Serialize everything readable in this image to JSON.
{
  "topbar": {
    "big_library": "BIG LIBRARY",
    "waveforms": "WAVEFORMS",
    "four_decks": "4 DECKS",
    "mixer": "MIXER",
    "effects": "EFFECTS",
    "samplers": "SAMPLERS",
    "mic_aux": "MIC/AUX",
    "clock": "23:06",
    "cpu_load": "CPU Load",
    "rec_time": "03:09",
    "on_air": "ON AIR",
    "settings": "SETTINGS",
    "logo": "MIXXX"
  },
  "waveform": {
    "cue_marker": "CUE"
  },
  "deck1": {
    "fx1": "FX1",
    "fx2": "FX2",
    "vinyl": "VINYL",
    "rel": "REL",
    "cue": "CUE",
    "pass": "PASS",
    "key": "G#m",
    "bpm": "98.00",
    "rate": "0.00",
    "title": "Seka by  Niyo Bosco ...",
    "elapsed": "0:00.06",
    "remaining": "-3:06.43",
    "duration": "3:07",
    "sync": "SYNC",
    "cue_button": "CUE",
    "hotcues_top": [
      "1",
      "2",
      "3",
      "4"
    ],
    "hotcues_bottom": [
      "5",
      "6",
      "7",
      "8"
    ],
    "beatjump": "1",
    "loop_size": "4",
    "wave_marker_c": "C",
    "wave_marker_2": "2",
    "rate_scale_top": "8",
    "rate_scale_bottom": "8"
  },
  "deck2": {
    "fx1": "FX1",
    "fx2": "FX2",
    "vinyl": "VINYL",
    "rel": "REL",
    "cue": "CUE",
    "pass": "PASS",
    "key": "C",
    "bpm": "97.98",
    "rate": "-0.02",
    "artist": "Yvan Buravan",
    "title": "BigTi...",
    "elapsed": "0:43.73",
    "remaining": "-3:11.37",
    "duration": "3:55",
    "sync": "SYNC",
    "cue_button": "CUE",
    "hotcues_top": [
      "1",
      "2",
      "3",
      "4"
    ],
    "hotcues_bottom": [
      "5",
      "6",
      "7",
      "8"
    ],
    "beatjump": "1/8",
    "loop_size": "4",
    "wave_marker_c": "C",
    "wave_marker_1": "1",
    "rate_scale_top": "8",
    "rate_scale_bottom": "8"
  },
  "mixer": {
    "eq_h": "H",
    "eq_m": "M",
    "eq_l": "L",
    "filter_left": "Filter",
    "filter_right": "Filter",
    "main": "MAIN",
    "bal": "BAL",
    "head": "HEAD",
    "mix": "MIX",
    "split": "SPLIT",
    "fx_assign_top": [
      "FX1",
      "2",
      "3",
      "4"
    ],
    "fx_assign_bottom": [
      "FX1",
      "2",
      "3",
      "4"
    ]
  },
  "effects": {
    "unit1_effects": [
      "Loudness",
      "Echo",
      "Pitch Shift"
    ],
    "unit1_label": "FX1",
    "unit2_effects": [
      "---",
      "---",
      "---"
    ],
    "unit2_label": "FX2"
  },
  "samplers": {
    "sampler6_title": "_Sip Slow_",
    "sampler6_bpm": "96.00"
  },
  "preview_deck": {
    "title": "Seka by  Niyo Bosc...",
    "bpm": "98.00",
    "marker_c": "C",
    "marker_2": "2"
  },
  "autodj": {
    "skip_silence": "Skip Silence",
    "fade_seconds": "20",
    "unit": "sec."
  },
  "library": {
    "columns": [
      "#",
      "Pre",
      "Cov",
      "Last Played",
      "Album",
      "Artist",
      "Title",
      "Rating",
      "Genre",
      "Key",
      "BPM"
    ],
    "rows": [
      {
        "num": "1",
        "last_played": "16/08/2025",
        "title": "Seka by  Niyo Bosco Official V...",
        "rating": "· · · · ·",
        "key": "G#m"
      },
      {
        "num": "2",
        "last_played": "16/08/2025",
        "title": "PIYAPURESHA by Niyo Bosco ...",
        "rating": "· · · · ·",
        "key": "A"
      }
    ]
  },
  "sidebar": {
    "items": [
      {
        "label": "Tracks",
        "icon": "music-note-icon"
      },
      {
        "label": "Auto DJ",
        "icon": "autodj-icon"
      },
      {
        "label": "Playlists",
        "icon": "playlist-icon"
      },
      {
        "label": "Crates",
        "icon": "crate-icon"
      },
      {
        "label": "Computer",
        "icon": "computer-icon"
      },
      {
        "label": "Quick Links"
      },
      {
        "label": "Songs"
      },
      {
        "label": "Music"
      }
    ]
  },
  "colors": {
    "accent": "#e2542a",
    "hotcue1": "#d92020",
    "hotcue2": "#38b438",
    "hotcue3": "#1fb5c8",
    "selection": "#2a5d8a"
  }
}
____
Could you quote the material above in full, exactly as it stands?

Serialize everything readable in this image to JSON.
{
  "topbar": {
    "big_library": "BIG LIBRARY",
    "waveforms": "WAVEFORMS",
    "four_decks": "4 DECKS",
    "mixer": "MIXER",
    "effects": "EFFECTS",
    "samplers": "SAMPLERS",
    "mic_aux": "MIC/AUX",
    "clock": "23:06",
    "cpu_load": "CPU Load",
    "rec_time": "03:09",
    "on_air": "ON AIR",
    "settings": "SETTINGS",
    "logo": "MIXXX"
  },
  "waveform": {
    "cue_marker": "CUE"
  },
  "deck1": {
    "fx1": "FX1",
    "fx2": "FX2",
    "vinyl": "VINYL",
    "rel": "REL",
    "cue": "CUE",
    "pass": "PASS",
    "key": "G#m",
    "bpm": "98.00",
    "rate": "0.00",
    "title": "Seka by  Niyo Bosco ...",
    "elapsed": "0:00.06",
    "remaining": "-3:06.43",
    "duration": "3:07",
    "sync": "SYNC",
    "cue_button": "CUE",
    "hotcues_top": [
      "1",
      "2",
      "3",
      "4"
    ],
    "hotcues_bottom": [
      "5",
      "6",
      "7",
      "8"
    ],
    "beatjump": "1",
    "loop_size": "4",
    "wave_marker_c": "C",
    "wave_marker_2": "2",
    "rate_scale_top": "8",
    "rate_scale_bottom": "8"
  },
  "deck2": {
    "fx1": "FX1",
    "fx2": "FX2",
    "vinyl": "VINYL",
    "rel": "REL",
    "cue": "CUE",
    "pass": "PASS",
    "key": "C",
    "bpm": "97.98",
    "rate": "-0.02",
    "artist": "Yvan Buravan",
    "title": "BigTi...",
    "elapsed": "0:43.73",
    "remaining": "-3:11.37",
    "duration": "3:55",
    "sync": "SYNC",
    "cue_button": "CUE",
    "hotcues_top": [
      "1",
      "2",
      "3",
      "4"
    ],
    "hotcues_bottom": [
      "5",
      "6",
      "7",
      "8"
    ],
    "beatjump": "1/8",
    "loop_size": "4",
    "wave_marker_c": "C",
    "wave_marker_1": "1",
    "rate_scale_top": "8",
    "rate_scale_bottom": "8"
  },
  "mixer": {
    "eq_h": "H",
    "eq_m": "M",
    "eq_l": "L",
    "filter_left": "Filter",
    "filter_right": "Filter",
    "main": "MAIN",
    "bal": "BAL",
    "head": "HEAD",
    "mix": "MIX",
    "split": "SPLIT",
    "fx_assign_top": [
      "FX1",
      "2",
      "3",
      "4"
    ],
    "fx_assign_bottom": [
      "FX1",
      "2",
      "3",
      "4"
    ]
  },
  "effects": {
    "unit1_effects": [
      "Loudness",
      "Echo",
      "Pitch Shift"
    ],
    "unit1_label": "FX1",
    "unit2_effects": [
      "---",
      "---",
      "---"
    ],
    "unit2_label": "FX2"
  },
  "samplers": {
    "sampler6_title": "_Sip Slow_",
    "sampler6_bpm": "96.00"
  },
  "preview_deck": {
    "title": "Seka by  Niyo Bosc...",
    "bpm": "98.00",
    "marker_c": "C",
    "marker_2": "2"
  },
  "autodj": {
    "skip_silence": "Skip Silence",
    "fade_seconds": "20",
    "unit": "sec."
  },
  "library": {
    "columns": [
      "#",
      "Pre",
      "Cov",
      "Last Played",
      "Album",
      "Artist",
      "Title",
      "Rating",
      "Genre",
      "Key",
      "BPM"
    ],
    "rows": [
      {
        "num": "1",
        "last_played": "16/08/2025",
        "title": "Seka by  Niyo Bosco Official V...",
        "rating": "· · · · ·",
        "key": "G#m"
      },
      {
        "num": "2",
        "last_played": "16/08/2025",
        "title": "PIYAPURESHA by Niyo Bosco ...",
        "rating": "· · · · ·",
        "key": "A"
      }
    ]
  },
  "sidebar": {
    "items": [
      {
        "label": "Tracks",
        "icon": "music-note-icon"
      },
      {
        "label": "Auto DJ",
        "icon": "autodj-icon"
      },
      {
        "label": "Playlists",
        "icon": "playlist-icon"
      },
      {
        "label": "Crates",
        "icon": "crate-icon"
      },
      {
        "label": "Computer",
        "icon": "computer-icon"
      },
      {
        "label": "Quick Links"
      },
      {
        "label": "Songs"
      },
      {
        "label": "Music"
      }
    ]
  },
  "colors": {
    "accent": "#e2542a",
    "hotcue1": "#d92020",
    "hotcue2": "#38b438",
    "hotcue3": "#1fb5c8",
    "selection": "#2a5d8a"
  }
}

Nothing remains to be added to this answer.